    5. Viola, an accurate perspective grid on a layer you can turn on and off.

    That's neat. And thanks.

    I'll probably use blender if it gets out of hand.

    MKR on
  • TayaTaya Registered User regular
    edited January 2010
    Hi everyone. I'm trying to not suck at drawing anymore so I'm going to draw one picture a day. I remember reading a website/blog/forum post/something where a guy who wasn't all that good at the beginning eventually progressed into a good artist by drawing every day. I remember it being pretty inspirational. Does anyone have a link to what I'm talking about?

    Taya on
  • ScosglenScosglen Registered User regular
    edited January 2010
    He doesn't post in the thread every day, but for sure he probably was working every day.

    http://www.conceptart.org/forums/showthread.php?t=870

    Scosglen on
  • TayaTaya Registered User regular
    edited January 2010
    Scosglen wrote: »
    He doesn't post in the thread every day, but for sure he probably was working every day.

    http://www.conceptart.org/forums/showthread.php?t=870

    Thank you. It looks like I'm roughly at his page 1 skill level. This will give me some encouragement when I feel like I'll never improve.

    Taya on
  • bebarcebebarce Registered User regular
    edited January 2010
    When starting out, with regards to paper texture should I be working with a fine, medium, or rough tooth? Also does anyone know where those old PA lessons scampered off to?

    bebarce on
  • tynictynic PICNIC BADASS Registered User, ClubPA regular
    edited January 2010
    Use whatever paper you feel comfortable with.

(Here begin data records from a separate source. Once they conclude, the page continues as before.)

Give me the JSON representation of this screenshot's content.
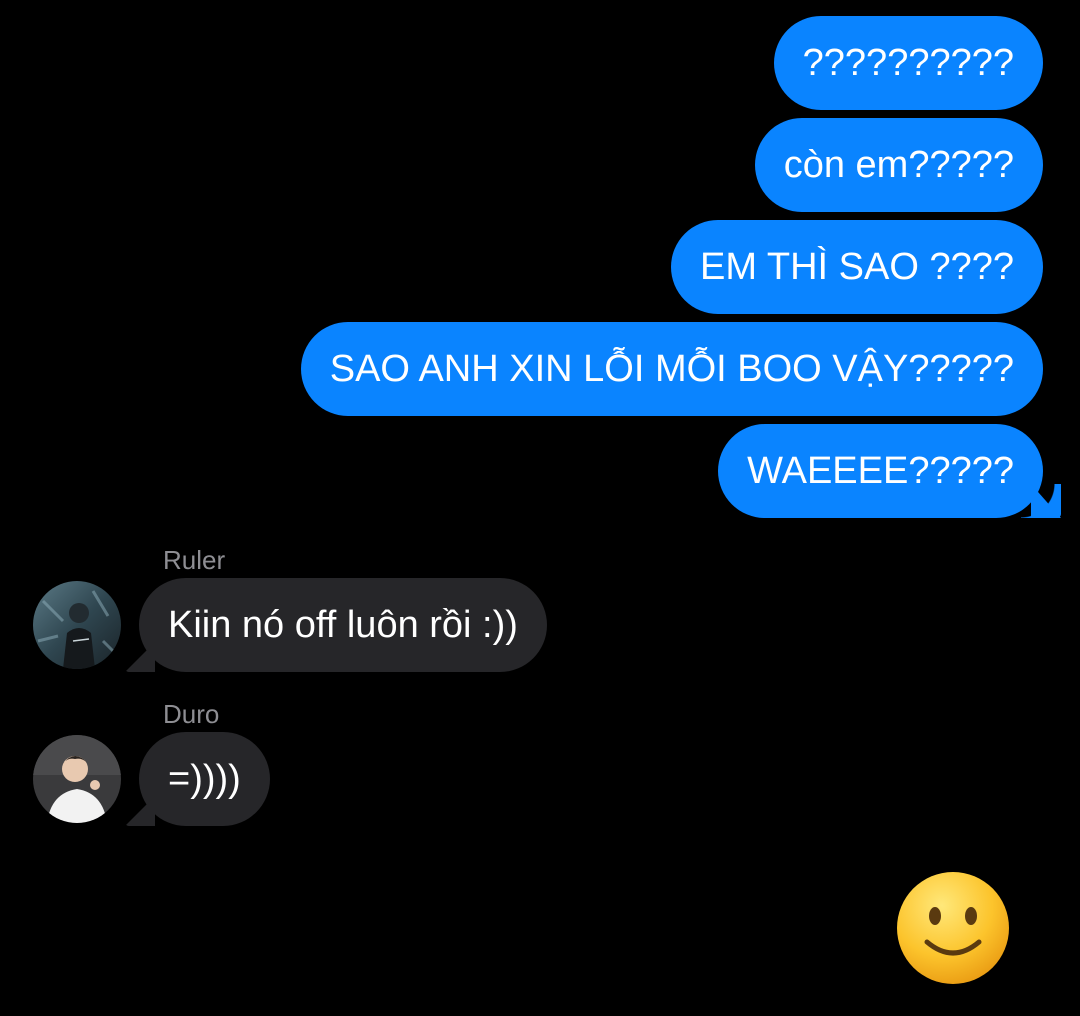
{
  "outgoing": [
    "??????????",
    "còn em?????",
    "EM THÌ SAO ????",
    "SAO ANH XIN LỖI MỖI BOO VẬY?????",
    "WAEEEE?????"
  ],
  "incoming": [
    {
      "sender": "Ruler",
      "text": "Kiin nó off luôn rồi :))"
    },
    {
      "sender": "Duro",
      "text": "=))))"
    }
  ],
  "reaction_emoji": "slightly-smiling-face",
  "colors": {
    "background": "#000000",
    "outgoing_bubble": "#0a84ff",
    "incoming_bubble": "#262629",
    "sender_name": "#8e8e93",
    "text": "#ffffff"
  }
}
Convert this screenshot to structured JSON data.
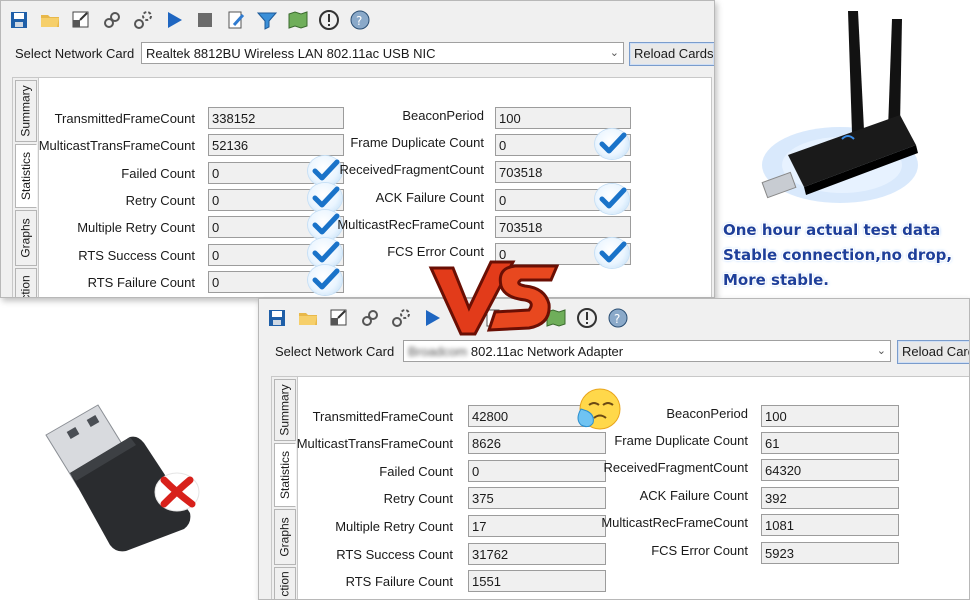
{
  "toolbar_icons": [
    "save-icon",
    "open-folder-icon",
    "export-icon",
    "link-icon",
    "settings-link-icon",
    "play-icon",
    "stop-icon",
    "edit-icon",
    "filter-icon",
    "map-icon",
    "info-icon",
    "help-globe-icon"
  ],
  "window_top": {
    "select_card_label": "Select Network Card",
    "card_name": "Realtek 8812BU Wireless LAN 802.11ac USB NIC",
    "reload_button": "Reload Cards",
    "tabs": [
      "Summary",
      "Statistics",
      "Graphs",
      "ction"
    ],
    "left_stats": [
      {
        "label": "TransmittedFrameCount",
        "value": "338152",
        "check": false
      },
      {
        "label": "MulticastTransFrameCount",
        "value": "52136",
        "check": false
      },
      {
        "label": "Failed Count",
        "value": "0",
        "check": true
      },
      {
        "label": "Retry Count",
        "value": "0",
        "check": true
      },
      {
        "label": "Multiple Retry Count",
        "value": "0",
        "check": true
      },
      {
        "label": "RTS Success Count",
        "value": "0",
        "check": true
      },
      {
        "label": "RTS Failure Count",
        "value": "0",
        "check": true
      }
    ],
    "right_stats": [
      {
        "label": "BeaconPeriod",
        "value": "100",
        "check": false
      },
      {
        "label": "Frame Duplicate Count",
        "value": "0",
        "check": true
      },
      {
        "label": "ReceivedFragmentCount",
        "value": "703518",
        "check": false
      },
      {
        "label": "ACK Failure Count",
        "value": "0",
        "check": true
      },
      {
        "label": "MulticastRecFrameCount",
        "value": "703518",
        "check": false
      },
      {
        "label": "FCS Error Count",
        "value": "0",
        "check": true
      }
    ]
  },
  "window_bottom": {
    "select_card_label": "Select Network Card",
    "card_name_blurred": "Broadcom",
    "card_name": "802.11ac Network Adapter",
    "reload_button": "Reload Card",
    "tabs": [
      "Summary",
      "Statistics",
      "Graphs",
      "ction"
    ],
    "left_stats": [
      {
        "label": "TransmittedFrameCount",
        "value": "42800"
      },
      {
        "label": "MulticastTransFrameCount",
        "value": "8626"
      },
      {
        "label": "Failed Count",
        "value": "0"
      },
      {
        "label": "Retry Count",
        "value": "375"
      },
      {
        "label": "Multiple Retry Count",
        "value": "17"
      },
      {
        "label": "RTS Success Count",
        "value": "31762"
      },
      {
        "label": "RTS Failure Count",
        "value": "1551"
      }
    ],
    "right_stats": [
      {
        "label": "BeaconPeriod",
        "value": "100"
      },
      {
        "label": "Frame Duplicate Count",
        "value": "61"
      },
      {
        "label": "ReceivedFragmentCount",
        "value": "64320"
      },
      {
        "label": "ACK Failure Count",
        "value": "392"
      },
      {
        "label": "MulticastRecFrameCount",
        "value": "1081"
      },
      {
        "label": "FCS Error Count",
        "value": "5923"
      }
    ]
  },
  "vs_text": "VS",
  "caption_lines": [
    "One hour actual test data",
    "Stable connection,no drop,",
    "More stable."
  ],
  "colors": {
    "caption": "#1e3f9a",
    "check": "#1a73c9",
    "vs_red": "#e23b1a",
    "x_red": "#d8211b"
  }
}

But get a kneaded eraser, that way you won't pull too much of the surface off if you go for a rougher texture.

    tynic on
  • EgosEgos Registered User regular
    edited January 2010
    DMAC wrote: »
    I often refer to my copy of this: http://www.amazon.com/Compendium-Weapons-Armour-Castles/dp/091621138X

    I'm sure it's out of print but you can probably track down a copy through eBay or private sellers on Amazon. It's actually intended as an RPG supplement but it's basically just a bunch of illustrations of weapons and armor from different eras and cultures.

    Looks like the armor/weapons sections have been reprinted as a separate book too.



    Thanks a ton, looks like a god send. Sadly in the past all I could were books that just had old plates of 13th Century Germanic plate or Eyewitness books that just had a basic "this is a sallet" etc.
    :mrgreen:

    Egos on
  • ScrumYummyScrumYummy PortlandRegistered User regular
    edited January 2010
    my figures are too stiff
    Okay, so, I am comfortable with my knowledge of anatomy, but I have this problem where a lot of my figure drawings look stiff. The anatomy is realistic and believable, but the figures/characters look too posed. I guess what I am looking for is advice on figure drawing that is more natural. So I was wondering if anybody had advice, links to tutorials, or book titles that I can check out, that deal with overcoming stiff illustrations, specifically.

    Please and thank you!

    ScrumYummy on
    -Scrum
  • Angel_of_BaconAngel_of_Bacon Moderator mod
    edited January 2010
    ScrumYummy wrote: »
    my figures are too stiff
    Okay, so, I am comfortable with my knowledge of anatomy, but I have this problem where a lot of my figure drawings look stiff. The anatomy is realistic and believable, but the figures/characters look too posed. I guess what I am looking for is advice on figure drawing that is more natural. So I was wondering if anybody had advice, links to tutorials, or book titles that I can check out, that deal with overcoming stiff illustrations, specifically.

    Please and thank you!

    Force

    Angel_of_Bacon on
This discussion has been closed.